May 12, 2004 | By: Ellen Brightwell

Preparation is vital to a successful job search, whether for full- or part-time employment. Getting ready involves developing attire and a mind-set suited to the position as well as knowledge of the job responsibilities and prospective employer.

“Your physical appearance, attitude and actions express your suitability for a job,” said Linda Heaton, Extension specialist with the University of Kentucky College of Agriculture.   “Clothing is a strong indicator because it reflects your personality and perception of the job.
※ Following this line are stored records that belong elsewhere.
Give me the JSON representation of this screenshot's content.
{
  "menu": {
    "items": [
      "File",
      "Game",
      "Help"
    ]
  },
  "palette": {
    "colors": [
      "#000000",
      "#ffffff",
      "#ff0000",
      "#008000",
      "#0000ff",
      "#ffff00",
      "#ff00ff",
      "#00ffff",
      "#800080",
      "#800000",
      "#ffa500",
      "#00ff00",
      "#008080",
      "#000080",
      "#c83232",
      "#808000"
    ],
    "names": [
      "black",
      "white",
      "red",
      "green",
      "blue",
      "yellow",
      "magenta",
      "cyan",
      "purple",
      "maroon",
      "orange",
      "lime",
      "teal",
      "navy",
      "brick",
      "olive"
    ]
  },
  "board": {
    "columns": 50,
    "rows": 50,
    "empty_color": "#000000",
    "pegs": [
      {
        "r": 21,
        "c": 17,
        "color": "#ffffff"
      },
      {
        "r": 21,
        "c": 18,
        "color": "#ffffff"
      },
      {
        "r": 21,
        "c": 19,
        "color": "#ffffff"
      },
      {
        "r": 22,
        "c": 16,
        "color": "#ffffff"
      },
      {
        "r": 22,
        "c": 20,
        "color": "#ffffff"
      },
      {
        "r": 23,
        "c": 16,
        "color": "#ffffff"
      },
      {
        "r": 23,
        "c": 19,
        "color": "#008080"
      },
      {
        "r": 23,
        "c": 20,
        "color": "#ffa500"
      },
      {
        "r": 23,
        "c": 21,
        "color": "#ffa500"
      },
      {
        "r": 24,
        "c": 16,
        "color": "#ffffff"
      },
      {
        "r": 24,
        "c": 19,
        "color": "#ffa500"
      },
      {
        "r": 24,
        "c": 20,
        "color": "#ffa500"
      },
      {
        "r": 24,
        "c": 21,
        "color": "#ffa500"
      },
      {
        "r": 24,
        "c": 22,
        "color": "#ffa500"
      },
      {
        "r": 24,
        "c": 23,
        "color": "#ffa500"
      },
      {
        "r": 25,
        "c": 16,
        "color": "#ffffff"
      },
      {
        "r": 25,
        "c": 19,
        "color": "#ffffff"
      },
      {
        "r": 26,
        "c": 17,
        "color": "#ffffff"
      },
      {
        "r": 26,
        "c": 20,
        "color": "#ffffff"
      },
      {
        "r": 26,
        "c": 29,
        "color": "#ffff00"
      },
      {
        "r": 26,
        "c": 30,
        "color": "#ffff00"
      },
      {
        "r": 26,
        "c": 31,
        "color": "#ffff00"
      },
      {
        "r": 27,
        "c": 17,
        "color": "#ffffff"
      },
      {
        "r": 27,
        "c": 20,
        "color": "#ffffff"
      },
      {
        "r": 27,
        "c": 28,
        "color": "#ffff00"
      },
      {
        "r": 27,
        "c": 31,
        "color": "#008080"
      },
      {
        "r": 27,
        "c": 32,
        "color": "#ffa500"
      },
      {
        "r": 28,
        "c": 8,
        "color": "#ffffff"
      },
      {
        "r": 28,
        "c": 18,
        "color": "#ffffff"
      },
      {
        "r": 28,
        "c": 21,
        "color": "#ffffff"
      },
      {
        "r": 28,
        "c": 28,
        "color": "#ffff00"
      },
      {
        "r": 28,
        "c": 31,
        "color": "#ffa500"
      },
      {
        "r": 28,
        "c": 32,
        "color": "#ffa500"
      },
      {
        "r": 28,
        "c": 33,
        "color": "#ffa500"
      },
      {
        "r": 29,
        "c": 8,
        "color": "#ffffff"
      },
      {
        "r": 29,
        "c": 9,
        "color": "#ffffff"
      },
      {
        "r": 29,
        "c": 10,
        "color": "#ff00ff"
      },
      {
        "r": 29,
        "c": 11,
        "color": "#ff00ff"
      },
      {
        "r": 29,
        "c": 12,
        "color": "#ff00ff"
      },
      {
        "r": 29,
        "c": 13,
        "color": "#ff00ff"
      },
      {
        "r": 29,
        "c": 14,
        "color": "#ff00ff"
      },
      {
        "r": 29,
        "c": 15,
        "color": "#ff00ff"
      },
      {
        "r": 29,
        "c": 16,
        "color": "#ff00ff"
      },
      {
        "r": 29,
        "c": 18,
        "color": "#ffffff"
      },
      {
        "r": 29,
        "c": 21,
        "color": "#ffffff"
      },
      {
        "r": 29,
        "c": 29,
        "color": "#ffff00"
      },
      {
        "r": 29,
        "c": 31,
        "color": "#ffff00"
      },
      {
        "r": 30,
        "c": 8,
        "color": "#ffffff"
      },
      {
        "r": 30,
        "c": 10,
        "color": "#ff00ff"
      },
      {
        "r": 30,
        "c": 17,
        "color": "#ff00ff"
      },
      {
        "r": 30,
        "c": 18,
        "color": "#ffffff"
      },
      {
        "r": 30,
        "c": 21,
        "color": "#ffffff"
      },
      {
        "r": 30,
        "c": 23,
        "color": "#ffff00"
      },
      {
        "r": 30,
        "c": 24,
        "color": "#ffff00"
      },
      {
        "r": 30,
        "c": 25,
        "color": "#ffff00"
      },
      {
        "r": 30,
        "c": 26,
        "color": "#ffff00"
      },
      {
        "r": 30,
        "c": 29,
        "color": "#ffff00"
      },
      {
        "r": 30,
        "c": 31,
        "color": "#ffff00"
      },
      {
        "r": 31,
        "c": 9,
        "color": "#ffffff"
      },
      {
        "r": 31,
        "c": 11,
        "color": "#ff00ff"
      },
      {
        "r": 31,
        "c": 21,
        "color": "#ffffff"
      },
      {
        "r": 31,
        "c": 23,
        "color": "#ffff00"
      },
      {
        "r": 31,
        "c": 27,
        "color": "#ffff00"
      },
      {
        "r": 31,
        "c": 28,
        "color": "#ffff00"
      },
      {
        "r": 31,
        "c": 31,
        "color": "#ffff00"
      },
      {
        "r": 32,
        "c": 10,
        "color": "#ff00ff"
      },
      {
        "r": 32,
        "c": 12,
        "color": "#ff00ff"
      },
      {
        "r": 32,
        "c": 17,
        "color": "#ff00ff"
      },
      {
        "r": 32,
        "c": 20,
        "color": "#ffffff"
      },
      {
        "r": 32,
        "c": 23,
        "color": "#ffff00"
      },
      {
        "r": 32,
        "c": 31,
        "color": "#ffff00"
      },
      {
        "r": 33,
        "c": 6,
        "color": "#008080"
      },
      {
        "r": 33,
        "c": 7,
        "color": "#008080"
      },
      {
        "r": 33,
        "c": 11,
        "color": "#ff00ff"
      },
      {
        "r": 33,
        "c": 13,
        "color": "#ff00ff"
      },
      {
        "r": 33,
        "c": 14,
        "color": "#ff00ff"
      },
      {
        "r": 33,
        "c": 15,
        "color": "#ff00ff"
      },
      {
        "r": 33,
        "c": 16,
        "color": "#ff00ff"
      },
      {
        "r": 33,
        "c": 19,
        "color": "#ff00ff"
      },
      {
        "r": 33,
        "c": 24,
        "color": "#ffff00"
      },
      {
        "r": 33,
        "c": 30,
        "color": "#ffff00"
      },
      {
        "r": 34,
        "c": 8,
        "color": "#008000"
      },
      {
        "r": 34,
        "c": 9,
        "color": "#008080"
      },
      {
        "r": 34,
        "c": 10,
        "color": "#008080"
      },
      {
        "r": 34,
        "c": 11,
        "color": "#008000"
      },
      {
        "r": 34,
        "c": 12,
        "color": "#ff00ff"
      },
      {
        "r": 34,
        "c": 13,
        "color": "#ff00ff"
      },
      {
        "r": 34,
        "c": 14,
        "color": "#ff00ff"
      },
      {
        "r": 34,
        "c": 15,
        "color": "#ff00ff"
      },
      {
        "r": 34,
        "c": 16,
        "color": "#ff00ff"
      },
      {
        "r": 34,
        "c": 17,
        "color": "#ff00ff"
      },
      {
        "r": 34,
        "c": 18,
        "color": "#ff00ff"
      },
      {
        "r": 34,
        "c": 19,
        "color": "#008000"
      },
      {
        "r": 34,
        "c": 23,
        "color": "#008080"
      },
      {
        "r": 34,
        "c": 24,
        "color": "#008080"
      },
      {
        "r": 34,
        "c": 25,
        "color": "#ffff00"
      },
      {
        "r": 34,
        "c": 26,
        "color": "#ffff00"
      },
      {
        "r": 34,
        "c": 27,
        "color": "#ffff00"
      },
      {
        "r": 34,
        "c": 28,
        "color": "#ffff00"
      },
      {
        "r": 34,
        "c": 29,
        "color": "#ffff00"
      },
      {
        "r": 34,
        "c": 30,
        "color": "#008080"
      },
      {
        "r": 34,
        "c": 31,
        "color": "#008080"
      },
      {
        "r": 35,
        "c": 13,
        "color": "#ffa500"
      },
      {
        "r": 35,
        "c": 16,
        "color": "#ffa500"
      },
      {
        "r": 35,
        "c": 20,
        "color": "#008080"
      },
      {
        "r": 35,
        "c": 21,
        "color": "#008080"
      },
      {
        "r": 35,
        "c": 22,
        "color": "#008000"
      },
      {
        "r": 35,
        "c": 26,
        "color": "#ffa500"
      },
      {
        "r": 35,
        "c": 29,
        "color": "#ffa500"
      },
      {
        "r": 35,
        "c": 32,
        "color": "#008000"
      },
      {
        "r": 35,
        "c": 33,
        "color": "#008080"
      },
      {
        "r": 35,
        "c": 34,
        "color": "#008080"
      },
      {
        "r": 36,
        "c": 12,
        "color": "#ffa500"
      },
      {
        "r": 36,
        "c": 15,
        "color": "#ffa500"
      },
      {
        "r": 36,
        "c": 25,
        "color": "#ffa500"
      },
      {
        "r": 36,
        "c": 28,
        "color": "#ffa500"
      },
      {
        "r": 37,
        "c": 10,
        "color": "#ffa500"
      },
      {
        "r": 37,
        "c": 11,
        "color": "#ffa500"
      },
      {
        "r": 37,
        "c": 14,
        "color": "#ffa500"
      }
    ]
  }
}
Potential employers place great emphasis on appropriate apparel and attitude for the job.  Generally speaking, be neatly and conservatively dressed.  Analyze proper attire for the position and dress accordingly.

“Your manner and attitude should reflect the type person you are, or want to be.  Pay attention to your posture and body language. Take an active part in the interview to show the employer you are the best candidate for the position.  Be ready to talk about yourself, career objectives and interests.  Don’t underestimate your hobbies and extracurricular or volunteer activities, because these indicate the type of person you are.  It may help to prepare several questions in advance to ask the interviewer.”

Prior to the interview, carefully read the job description to be sure you understand it; then do research on the prospective employer’s products or services as well as its growth and future prospects. Information sources may include libraries, internet and newspapers, trade publications or annual reports. This knowledge provides answers to the interviewer’s questions about why you want to work there and how you can contribute to the business or organization. It also is helpful to make an advance visit to be sure of the interview location and general dress code.

“The preparation will help you approach interviews with self-confidence and assurance,” she said.  “Tell yourself you can do the job as well as, perhaps better than, other applicants.  Prospective employers are impressed by real interest and enthusiasm; but don’t over do it.” 

End the interview with a smile and handshake. Remember to thank the interviewer for the opportunity to discuss the position. Some applicants write a follow-up letter stating their interests in the position and qualifications for it.

“In a tight job market, many people are turned down for a job, or lose one,” Heaton said. “It is important to take charge of your life by adopting a positive attitude and moving on to another application or interview, rather than moping around and complaining about your bad luck. You will be much happier and more successful in the long run.”


Writer: Ellen Brightwell 859-257-4736 ext. 257
Source: Linda Heaton 859-257-7775